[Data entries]

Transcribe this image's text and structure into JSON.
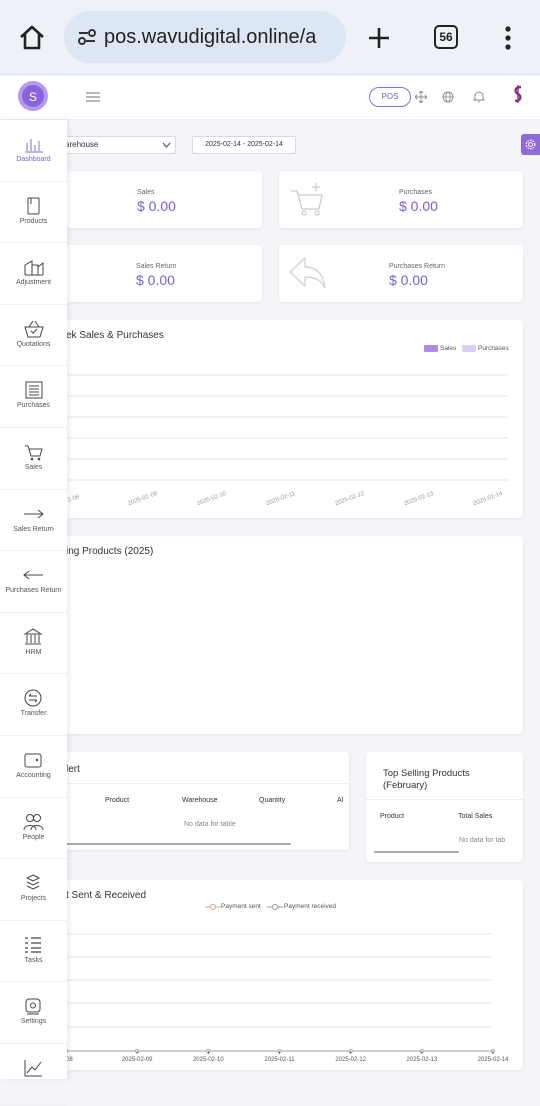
{
  "browser": {
    "url": "pos.wavudigital.online/a",
    "tab_count": "56"
  },
  "header": {
    "pos_label": "POS",
    "logo_letter": "S"
  },
  "sidebar": {
    "items": [
      {
        "label": "Dashboard",
        "icon": "bar-chart-icon",
        "active": true
      },
      {
        "label": "Products",
        "icon": "box-icon"
      },
      {
        "label": "Adjustment",
        "icon": "adjustment-icon"
      },
      {
        "label": "Quotations",
        "icon": "basket-icon"
      },
      {
        "label": "Purchases",
        "icon": "list-icon"
      },
      {
        "label": "Sales",
        "icon": "cart-icon"
      },
      {
        "label": "Sales Return",
        "icon": "arrow-right-icon"
      },
      {
        "label": "Purchases Return",
        "icon": "arrow-left-icon"
      },
      {
        "label": "HRM",
        "icon": "building-icon"
      },
      {
        "label": "Transfer",
        "icon": "transfer-icon"
      },
      {
        "label": "Accounting",
        "icon": "wallet-icon"
      },
      {
        "label": "People",
        "icon": "people-icon"
      },
      {
        "label": "Projects",
        "icon": "cubes-icon"
      },
      {
        "label": "Tasks",
        "icon": "tasks-icon"
      },
      {
        "label": "Settings",
        "icon": "settings-icon"
      },
      {
        "label": "",
        "icon": "report-chart-icon"
      }
    ]
  },
  "filters": {
    "warehouse": "arehouse",
    "date_range": "2025-02-14 - 2025-02-14"
  },
  "stats": {
    "sales_label": "Sales",
    "sales_value": "$ 0.00",
    "purchases_label": "Purchases",
    "purchases_value": "$ 0.00",
    "sales_return_label": "Sales Return",
    "sales_return_value": "$ 0.00",
    "purchases_return_label": "Purchases Return",
    "purchases_return_value": "$ 0.00"
  },
  "weekly_chart": {
    "title": "ek Sales & Purchases",
    "legend_sales": "Sales",
    "legend_purchases": "Purchases",
    "ticks": [
      "2-08",
      "2025-02-09",
      "2025-02-10",
      "2025-02-11",
      "2025-02-12",
      "2025-02-13",
      "2025-02-14"
    ]
  },
  "top_products_year": {
    "title": "ing Products (2025)"
  },
  "stock_alert": {
    "title": "lert",
    "columns": [
      "Product",
      "Warehouse",
      "Quantity",
      "Al"
    ],
    "empty": "No data for table"
  },
  "top_products_month": {
    "title_line1": "Top Selling Products",
    "title_line2": "(February)",
    "columns": [
      "Product",
      "Total Sales"
    ],
    "empty": "No data for tab"
  },
  "payment_chart": {
    "title": "t Sent & Received",
    "legend_sent": "Payment sent",
    "legend_received": "Payment received",
    "ticks": [
      "08",
      "2025-02-09",
      "2025-02-10",
      "2025-02-11",
      "2025-02-12",
      "2025-02-13",
      "2025-02-14"
    ]
  },
  "colors": {
    "accent": "#7b5fd0",
    "sales_series": "#a98ee8",
    "purchases_series": "#d9cff5"
  },
  "chart_data": [
    {
      "type": "bar",
      "title": "ek Sales & Purchases",
      "categories": [
        "2-08",
        "2025-02-09",
        "2025-02-10",
        "2025-02-11",
        "2025-02-12",
        "2025-02-13",
        "2025-02-14"
      ],
      "series": [
        {
          "name": "Sales",
          "values": [
            0,
            0,
            0,
            0,
            0,
            0,
            0
          ]
        },
        {
          "name": "Purchases",
          "values": [
            0,
            0,
            0,
            0,
            0,
            0,
            0
          ]
        }
      ],
      "grid": true,
      "legend": "top-right"
    },
    {
      "type": "line",
      "title": "t Sent & Received",
      "categories": [
        "08",
        "2025-02-09",
        "2025-02-10",
        "2025-02-11",
        "2025-02-12",
        "2025-02-13",
        "2025-02-14"
      ],
      "series": [
        {
          "name": "Payment sent",
          "values": [
            0,
            0,
            0,
            0,
            0,
            0,
            0
          ]
        },
        {
          "name": "Payment received",
          "values": [
            0,
            0,
            0,
            0,
            0,
            0,
            0
          ]
        }
      ],
      "grid": true,
      "legend": "top-center"
    }
  ]
}
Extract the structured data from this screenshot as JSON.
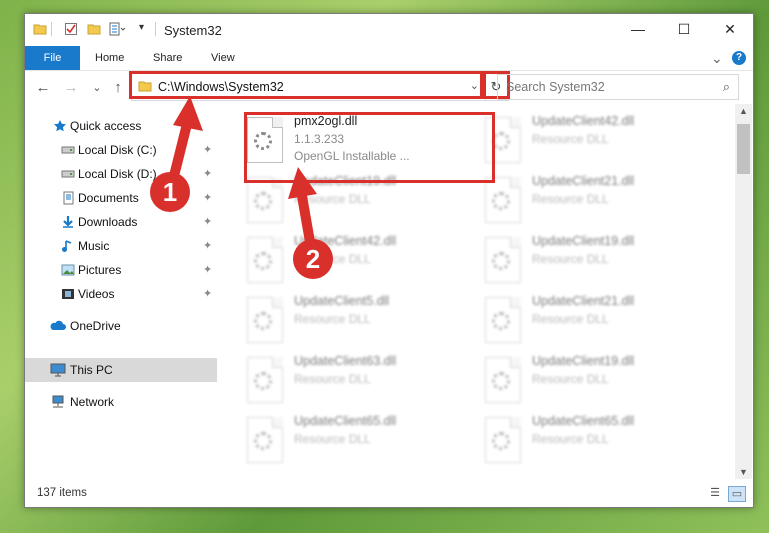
{
  "window": {
    "title": "System32",
    "minimize_glyph": "—",
    "maximize_glyph": "☐",
    "close_glyph": "✕"
  },
  "ribbon": {
    "tabs": [
      "File",
      "Home",
      "Share",
      "View"
    ],
    "expand_glyph": "⌄",
    "help_glyph": "?"
  },
  "nav": {
    "back_glyph": "←",
    "forward_glyph": "→",
    "recent_glyph": "⌄",
    "up_glyph": "↑"
  },
  "address": {
    "path": "C:\\Windows\\System32",
    "dropdown_glyph": "⌄",
    "refresh_glyph": "↻"
  },
  "search": {
    "placeholder": "Search System32",
    "icon_glyph": "⌕"
  },
  "sidebar": {
    "items": [
      {
        "label": "Quick access",
        "icon": "star-icon"
      },
      {
        "label": "Local Disk (C:)",
        "icon": "drive-icon"
      },
      {
        "label": "Local Disk (D:)",
        "icon": "drive-icon"
      },
      {
        "label": "Documents",
        "icon": "documents-icon"
      },
      {
        "label": "Downloads",
        "icon": "download-icon"
      },
      {
        "label": "Music",
        "icon": "music-icon"
      },
      {
        "label": "Pictures",
        "icon": "pictures-icon"
      },
      {
        "label": "Videos",
        "icon": "videos-icon"
      },
      {
        "label": "OneDrive",
        "icon": "cloud-icon"
      },
      {
        "label": "This PC",
        "icon": "computer-icon"
      },
      {
        "label": "Network",
        "icon": "network-icon"
      }
    ],
    "pin_glyph": "📌"
  },
  "files": [
    {
      "name": "pmx2ogl.dll",
      "line1": "1.1.3.233",
      "line2": "OpenGL Installable ..."
    },
    {
      "name": "UpdateClient42.dll",
      "line1": "Resource DLL"
    },
    {
      "name": "UpdateClient19.dll",
      "line1": "Resource DLL"
    },
    {
      "name": "UpdateClient21.dll",
      "line1": "Resource DLL"
    },
    {
      "name": "UpdateClient42.dll",
      "line1": "Resource DLL"
    },
    {
      "name": "UpdateClient19.dll",
      "line1": "Resource DLL"
    },
    {
      "name": "UpdateClient5.dll",
      "line1": "Resource DLL"
    },
    {
      "name": "UpdateClient21.dll",
      "line1": "Resource DLL"
    },
    {
      "name": "UpdateClient63.dll",
      "line1": "Resource DLL"
    },
    {
      "name": "UpdateClient19.dll",
      "line1": "Resource DLL"
    },
    {
      "name": "UpdateClient65.dll",
      "line1": "Resource DLL"
    },
    {
      "name": "UpdateClient65.dll",
      "line1": "Resource DLL"
    }
  ],
  "status": {
    "item_count": "137 items"
  },
  "annotations": {
    "step1": "1",
    "step2": "2",
    "color": "#d9302c"
  }
}
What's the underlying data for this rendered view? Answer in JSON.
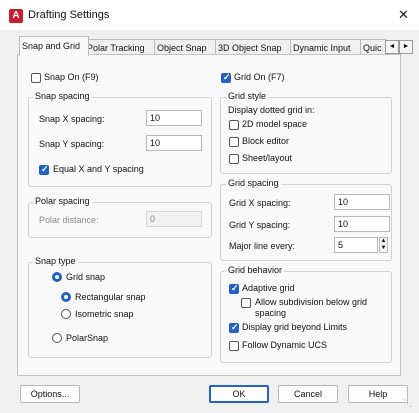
{
  "window": {
    "title": "Drafting Settings",
    "icon_name": "autocad-app-icon",
    "icon_letter": "A",
    "close_glyph": "✕"
  },
  "tabs": [
    {
      "label": "Snap and Grid",
      "active": true
    },
    {
      "label": "Polar Tracking"
    },
    {
      "label": "Object Snap"
    },
    {
      "label": "3D Object Snap"
    },
    {
      "label": "Dynamic Input"
    },
    {
      "label": "Quic"
    }
  ],
  "tab_scroll": {
    "left": "◄",
    "right": "►"
  },
  "snap_on": {
    "label": "Snap On (F9)",
    "checked": false
  },
  "snap_spacing": {
    "title": "Snap spacing",
    "x_label": "Snap X spacing:",
    "x_value": "10",
    "y_label": "Snap Y spacing:",
    "y_value": "10",
    "equal_label": "Equal X and Y spacing",
    "equal_checked": true
  },
  "polar_spacing": {
    "title": "Polar spacing",
    "distance_label": "Polar distance:",
    "distance_value": "0"
  },
  "snap_type": {
    "title": "Snap type",
    "grid_snap": "Grid snap",
    "rectangular": "Rectangular snap",
    "isometric": "Isometric snap",
    "polar": "PolarSnap"
  },
  "grid_on": {
    "label": "Grid On (F7)",
    "checked": true
  },
  "grid_style": {
    "title": "Grid style",
    "desc": "Display dotted grid in:",
    "model_space": "2D model space",
    "block_editor": "Block editor",
    "sheet_layout": "Sheet/layout"
  },
  "grid_spacing": {
    "title": "Grid spacing",
    "x_label": "Grid X spacing:",
    "x_value": "10",
    "y_label": "Grid Y spacing:",
    "y_value": "10",
    "major_label": "Major line every:",
    "major_value": "5"
  },
  "grid_behavior": {
    "title": "Grid behavior",
    "adaptive": "Adaptive grid",
    "subdivision_line1": "Allow subdivision below grid",
    "subdivision_line2": "spacing",
    "beyond_limits": "Display grid beyond Limits",
    "follow_ucs": "Follow Dynamic UCS"
  },
  "buttons": {
    "options": "Options...",
    "ok": "OK",
    "cancel": "Cancel",
    "help": "Help"
  },
  "colors": {
    "accent": "#2261c5",
    "app_icon": "#c8202e"
  }
}
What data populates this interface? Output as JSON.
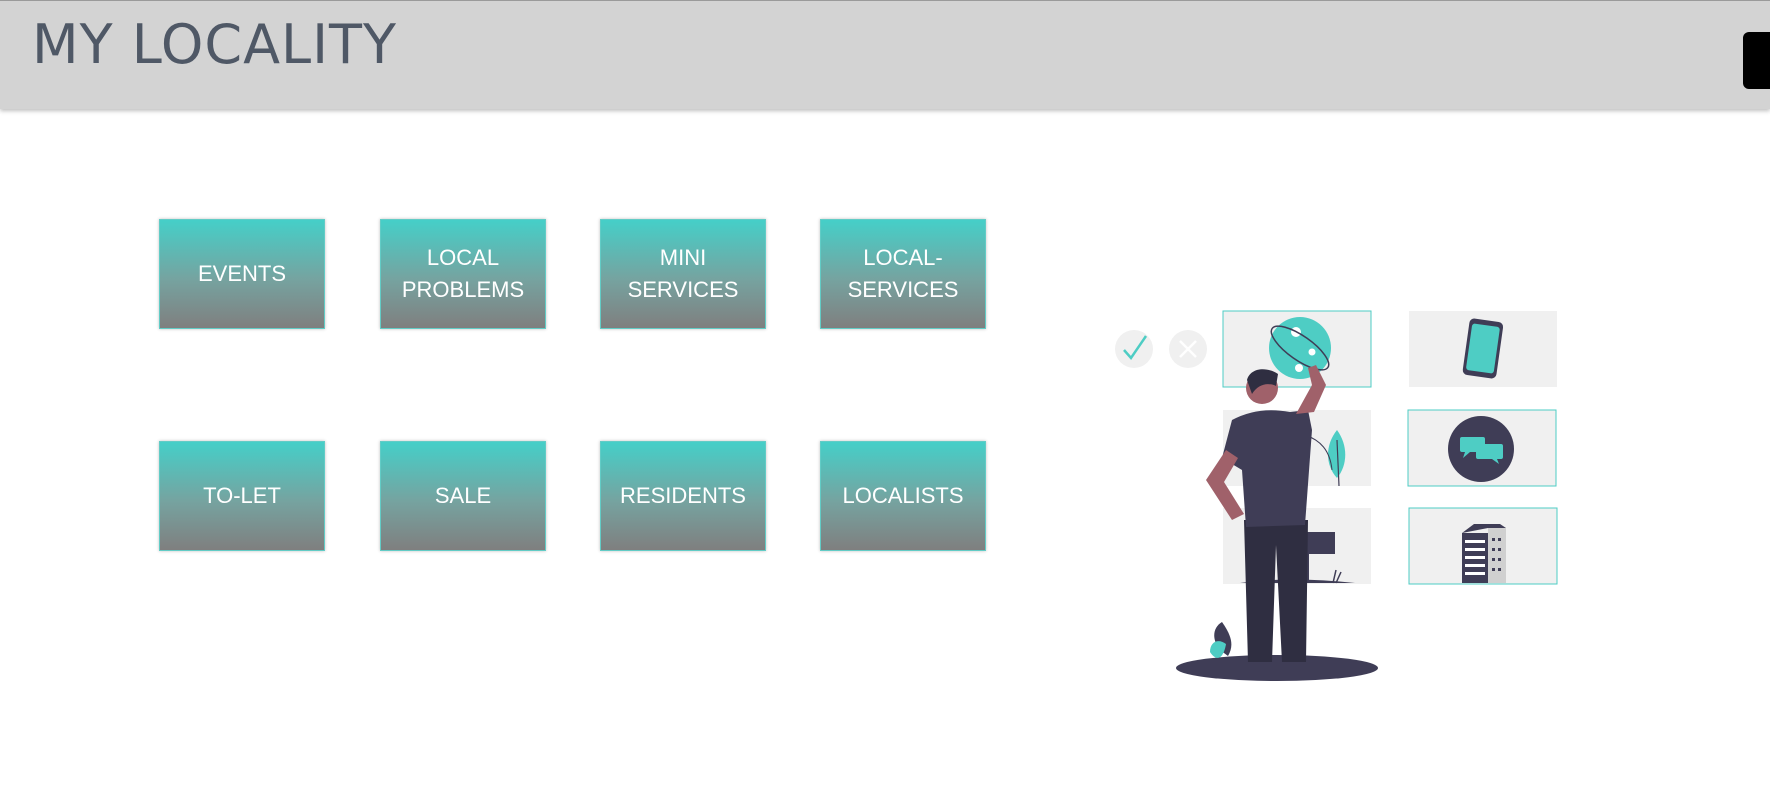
{
  "header": {
    "title": "MY LOCALITY"
  },
  "tiles": [
    {
      "label": "EVENTS"
    },
    {
      "label": "LOCAL\nPROBLEMS"
    },
    {
      "label": "MINI SERVICES"
    },
    {
      "label": "LOCAL-\nSERVICES"
    },
    {
      "label": "TO-LET"
    },
    {
      "label": "SALE"
    },
    {
      "label": "RESIDENTS"
    },
    {
      "label": "LOCALISTS"
    }
  ],
  "colors": {
    "accent": "#4ecdc4",
    "header_bg": "#d3d3d3",
    "title": "#4f5866",
    "tile_top": "#45cfc8",
    "tile_bottom": "#7f7f7f",
    "figure_dark": "#3f3d56"
  },
  "illustration": {
    "icons": [
      "check-icon",
      "close-icon",
      "globe-icon",
      "phone-icon",
      "leaf-icon",
      "chat-icon",
      "sign-icon",
      "building-icon",
      "person-figure"
    ]
  }
}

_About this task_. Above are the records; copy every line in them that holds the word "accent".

_Answer_.
    "accent": "#7b5fd0",
    "accent": "#2261c5",
    "accent": "#4ecdc4",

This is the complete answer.